PURPOSE OF THE STUDY.
To assess whether the timing and diversity of complementary foods introduced during infancy affects the development of allergic sensitization by the age of 5 years.
This analysis included 3675 children who were part of the Finnish Type 1 Diabetes Prediction and Prevention prospective cohort, which started in 1994. These children participated in a nutrition study during infancy and underwent an allergy evaluation at age 5.
This was a prospective cohort study nested in the larger Diabetes Prediction and Prevention population-based cohort. The child’s diet was assessed during infancy (3, 6, and 12 months) by dietary questionnaires, which asked specifically about breastfeeding, use of formula and cow’s milk, dietary supplements, and complementary food introduction. When the child reached 5 years, he or she underwent testing for specific immunoglobulin E to select environmental and food allergens.
Early introduction of oats (<5.5 months), wheat (<6.5 months), rye (<7 months), barley (<7.5 months), fish (<9 months), and egg (<11 months) decreased the risk of subsequent sensitization to both food and inhalant allergens. The risk of sensitization was also decreased when children had 4 or more complementary foods introduced by 4 and 6 months.

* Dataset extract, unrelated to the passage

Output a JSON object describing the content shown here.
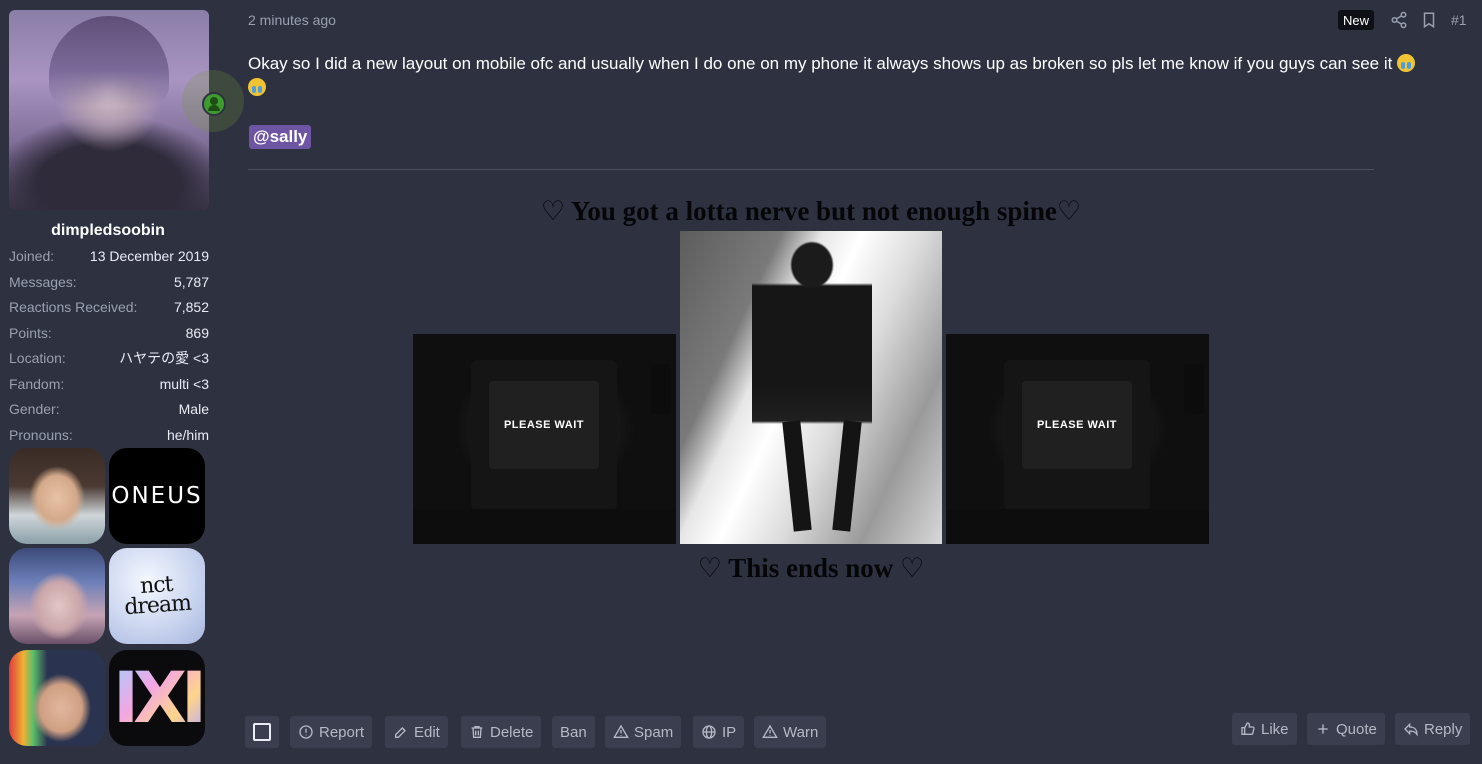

These associations were stronger when looking at children with eczema or a parental history of atopy.
The results of this study show that early introduction of cereals, fish, and egg, as well as a greater diversity of foods introduced between 3 and 6 months, was protective against subsequent allergic sensitization. This effect was most pronounced in those at high risk for developing atopy.
This study supports the theory that early introduction of complementary foods is protective against the development of allergic disease, particularly in those at high risk for developing allergies. Nonetheless, this remains observational data and more conclusive evidence on this topic is expected to be generated soon from randomized controlled trials currently under way.
- Copyright © 2013 by the American Academy of Pediatrics